Top of Source material

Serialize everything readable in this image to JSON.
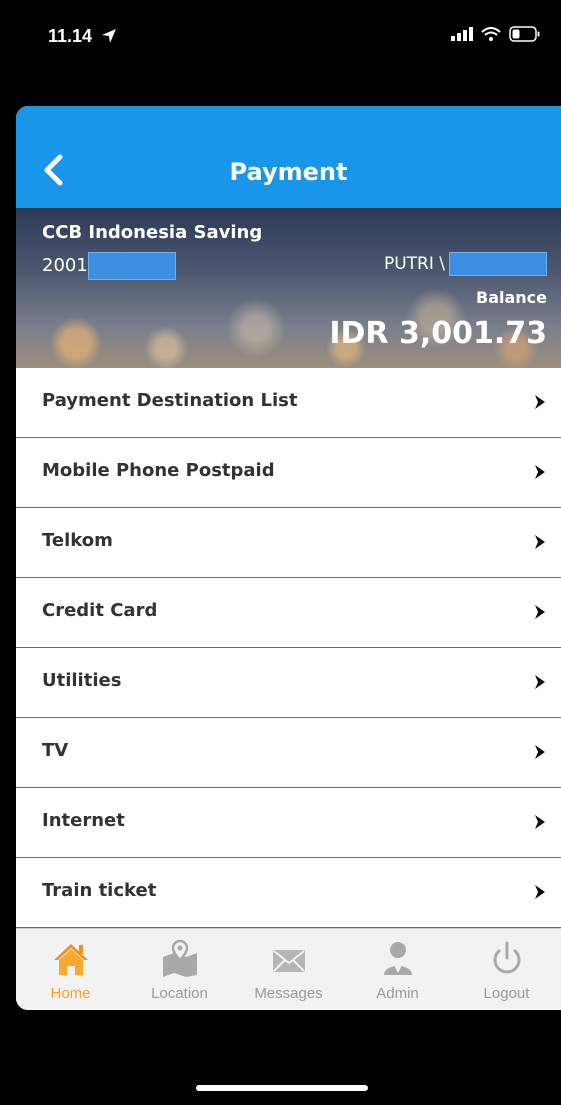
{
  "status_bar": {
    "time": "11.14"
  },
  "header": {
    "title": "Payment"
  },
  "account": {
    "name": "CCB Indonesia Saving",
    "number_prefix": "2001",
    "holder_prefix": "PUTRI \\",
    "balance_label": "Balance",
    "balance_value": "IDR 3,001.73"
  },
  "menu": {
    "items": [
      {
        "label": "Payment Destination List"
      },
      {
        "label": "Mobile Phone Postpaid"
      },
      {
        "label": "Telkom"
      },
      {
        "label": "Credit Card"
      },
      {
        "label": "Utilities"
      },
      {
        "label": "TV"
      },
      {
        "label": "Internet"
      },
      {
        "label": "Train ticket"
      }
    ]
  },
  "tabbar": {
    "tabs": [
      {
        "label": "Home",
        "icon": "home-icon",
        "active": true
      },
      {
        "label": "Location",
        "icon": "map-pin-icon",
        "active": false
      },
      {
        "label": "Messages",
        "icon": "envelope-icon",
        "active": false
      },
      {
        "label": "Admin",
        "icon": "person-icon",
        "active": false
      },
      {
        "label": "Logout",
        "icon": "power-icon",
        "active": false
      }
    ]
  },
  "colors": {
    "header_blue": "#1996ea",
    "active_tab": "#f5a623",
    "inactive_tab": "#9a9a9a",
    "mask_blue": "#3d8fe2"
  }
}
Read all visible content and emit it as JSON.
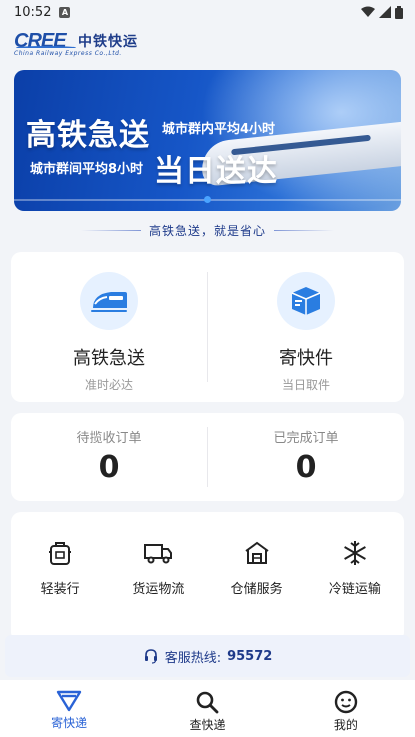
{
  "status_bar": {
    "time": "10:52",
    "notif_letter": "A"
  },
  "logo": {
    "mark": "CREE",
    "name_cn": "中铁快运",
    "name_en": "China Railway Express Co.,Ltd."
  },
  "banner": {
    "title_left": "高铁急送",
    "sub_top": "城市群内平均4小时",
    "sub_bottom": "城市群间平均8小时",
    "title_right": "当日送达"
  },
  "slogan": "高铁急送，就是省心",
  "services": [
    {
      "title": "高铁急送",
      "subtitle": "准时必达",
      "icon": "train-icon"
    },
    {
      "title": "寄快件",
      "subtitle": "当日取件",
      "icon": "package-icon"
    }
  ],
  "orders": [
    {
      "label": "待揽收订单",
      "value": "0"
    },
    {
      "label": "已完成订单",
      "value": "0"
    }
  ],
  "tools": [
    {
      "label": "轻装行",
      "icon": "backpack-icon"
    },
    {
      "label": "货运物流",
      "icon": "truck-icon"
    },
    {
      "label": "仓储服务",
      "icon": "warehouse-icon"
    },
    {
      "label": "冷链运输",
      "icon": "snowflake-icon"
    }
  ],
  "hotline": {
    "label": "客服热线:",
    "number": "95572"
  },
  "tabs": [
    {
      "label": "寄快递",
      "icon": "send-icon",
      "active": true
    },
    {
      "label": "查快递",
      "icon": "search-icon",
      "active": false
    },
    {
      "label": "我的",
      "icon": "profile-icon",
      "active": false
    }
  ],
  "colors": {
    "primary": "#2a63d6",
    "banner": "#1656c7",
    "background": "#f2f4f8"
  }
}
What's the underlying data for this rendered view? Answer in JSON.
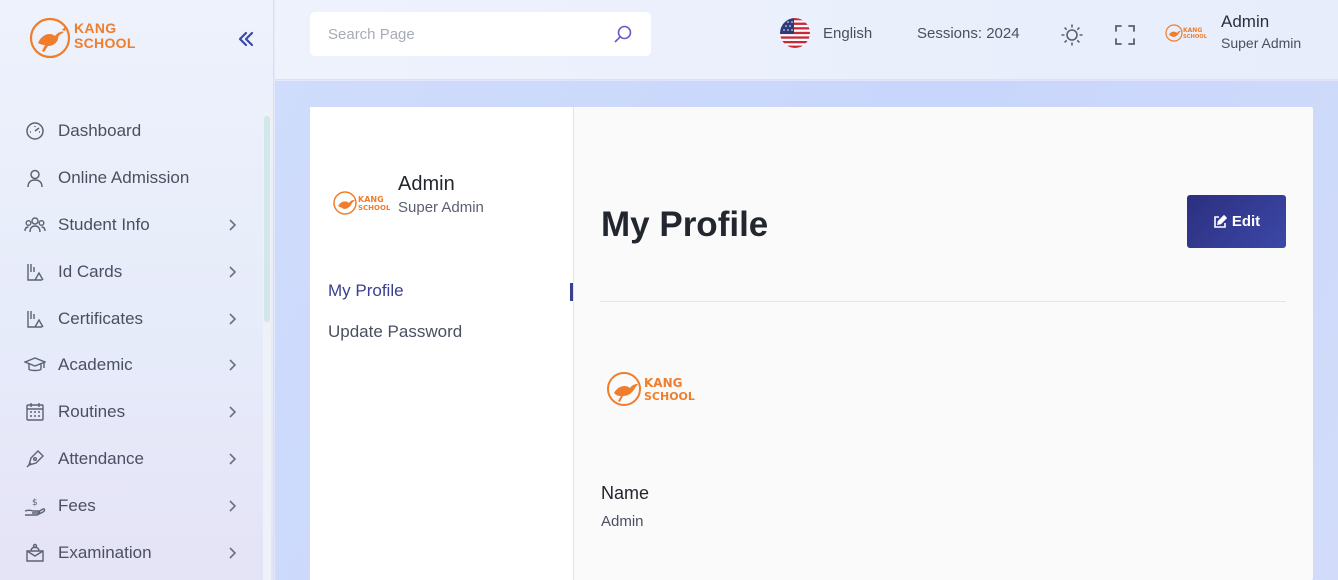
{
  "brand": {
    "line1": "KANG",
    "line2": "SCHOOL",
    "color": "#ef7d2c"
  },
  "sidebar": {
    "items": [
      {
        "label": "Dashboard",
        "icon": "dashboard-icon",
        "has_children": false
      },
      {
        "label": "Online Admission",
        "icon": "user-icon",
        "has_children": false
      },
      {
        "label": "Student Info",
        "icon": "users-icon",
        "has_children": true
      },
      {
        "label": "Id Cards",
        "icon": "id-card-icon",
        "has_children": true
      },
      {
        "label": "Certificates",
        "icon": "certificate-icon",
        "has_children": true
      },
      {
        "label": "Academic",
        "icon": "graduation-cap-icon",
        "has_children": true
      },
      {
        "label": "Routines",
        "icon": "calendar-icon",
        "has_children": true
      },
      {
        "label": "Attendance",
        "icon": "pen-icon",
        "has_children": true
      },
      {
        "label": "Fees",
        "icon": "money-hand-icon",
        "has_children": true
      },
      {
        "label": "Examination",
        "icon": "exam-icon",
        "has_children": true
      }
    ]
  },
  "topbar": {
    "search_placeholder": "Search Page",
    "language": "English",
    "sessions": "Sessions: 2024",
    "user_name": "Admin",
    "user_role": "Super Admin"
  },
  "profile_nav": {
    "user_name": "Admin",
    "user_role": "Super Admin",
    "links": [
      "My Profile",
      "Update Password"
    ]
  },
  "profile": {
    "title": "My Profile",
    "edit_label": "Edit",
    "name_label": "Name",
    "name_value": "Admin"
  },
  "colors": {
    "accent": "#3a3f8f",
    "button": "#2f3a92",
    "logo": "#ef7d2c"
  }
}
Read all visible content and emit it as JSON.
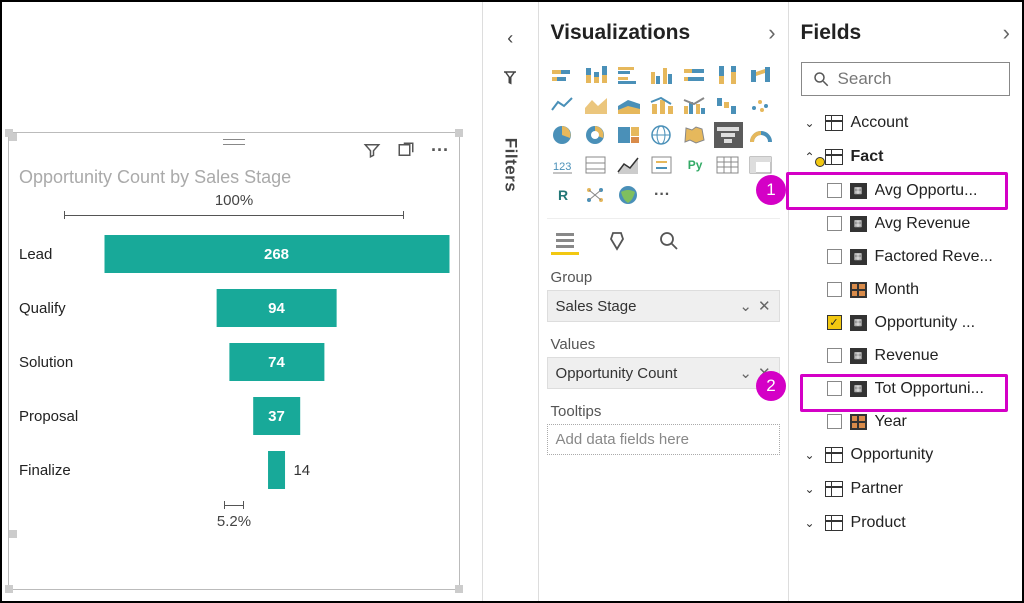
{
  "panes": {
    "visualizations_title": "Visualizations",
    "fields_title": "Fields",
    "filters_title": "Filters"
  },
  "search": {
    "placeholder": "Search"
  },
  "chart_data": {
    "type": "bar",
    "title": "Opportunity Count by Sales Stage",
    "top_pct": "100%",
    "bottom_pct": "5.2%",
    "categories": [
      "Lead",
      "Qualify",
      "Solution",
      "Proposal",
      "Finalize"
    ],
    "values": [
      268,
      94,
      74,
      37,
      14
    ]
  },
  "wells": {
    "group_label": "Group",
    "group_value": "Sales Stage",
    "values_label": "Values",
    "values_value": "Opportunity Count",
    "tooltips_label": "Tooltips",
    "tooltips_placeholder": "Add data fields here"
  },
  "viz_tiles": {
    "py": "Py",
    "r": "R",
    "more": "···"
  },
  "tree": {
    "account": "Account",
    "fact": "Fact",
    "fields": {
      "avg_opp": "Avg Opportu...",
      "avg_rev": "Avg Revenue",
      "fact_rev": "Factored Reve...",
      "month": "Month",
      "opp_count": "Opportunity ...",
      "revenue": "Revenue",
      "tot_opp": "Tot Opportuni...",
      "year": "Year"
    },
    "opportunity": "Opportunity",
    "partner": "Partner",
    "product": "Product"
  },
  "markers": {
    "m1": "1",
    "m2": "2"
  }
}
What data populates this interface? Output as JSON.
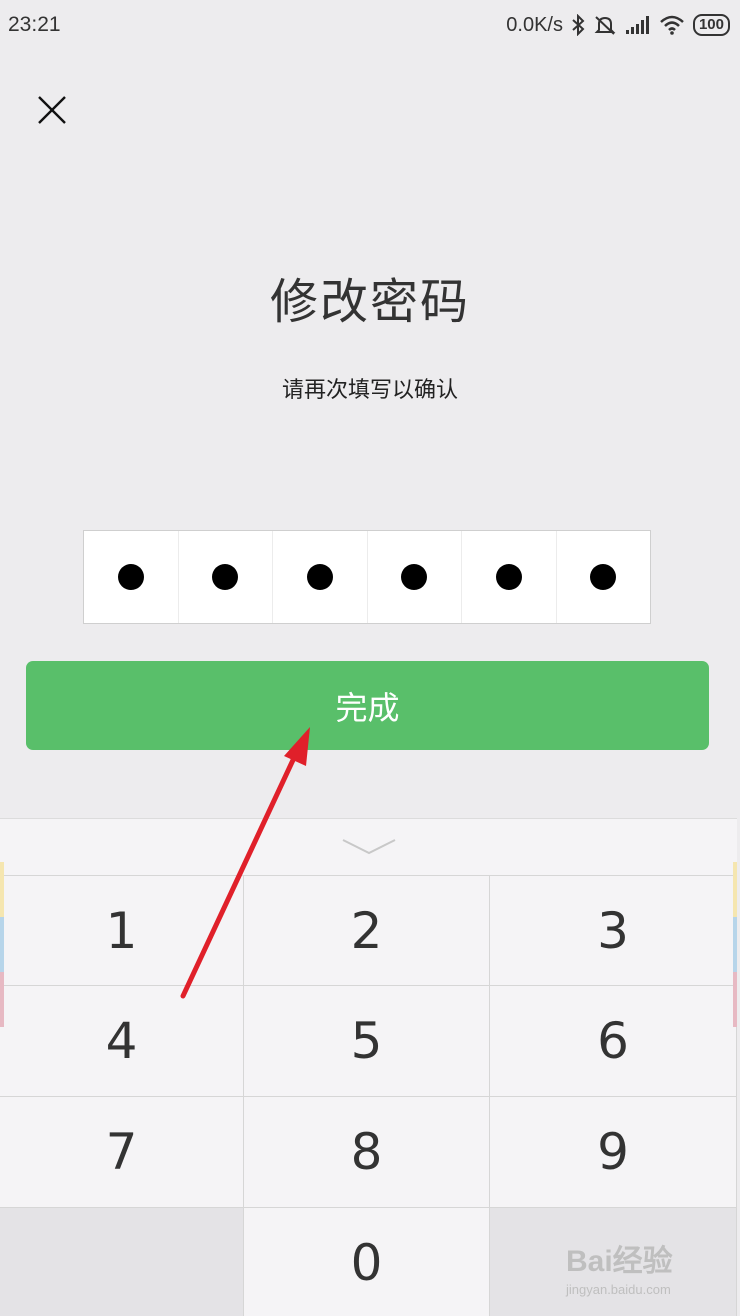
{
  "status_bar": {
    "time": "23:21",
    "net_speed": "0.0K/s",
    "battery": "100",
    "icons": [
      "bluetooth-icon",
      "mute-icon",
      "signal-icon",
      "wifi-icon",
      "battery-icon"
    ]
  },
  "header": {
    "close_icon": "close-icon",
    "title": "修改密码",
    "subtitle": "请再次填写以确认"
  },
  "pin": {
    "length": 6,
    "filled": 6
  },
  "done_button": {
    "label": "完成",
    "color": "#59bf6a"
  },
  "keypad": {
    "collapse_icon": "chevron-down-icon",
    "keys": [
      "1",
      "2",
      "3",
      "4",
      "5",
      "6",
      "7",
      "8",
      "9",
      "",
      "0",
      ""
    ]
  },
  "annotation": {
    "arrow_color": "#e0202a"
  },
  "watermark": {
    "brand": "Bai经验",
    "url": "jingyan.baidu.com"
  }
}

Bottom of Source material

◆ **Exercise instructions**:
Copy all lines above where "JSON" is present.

◆ **Exercise output**:
Serialize everything readable in this image to JSON.
Read all visible content and emit it as JSON.
What's the underlying data for this rendered view? Answer in JSON.
Read all visible content and emit it as JSON.
What data populates this interface? Output as JSON.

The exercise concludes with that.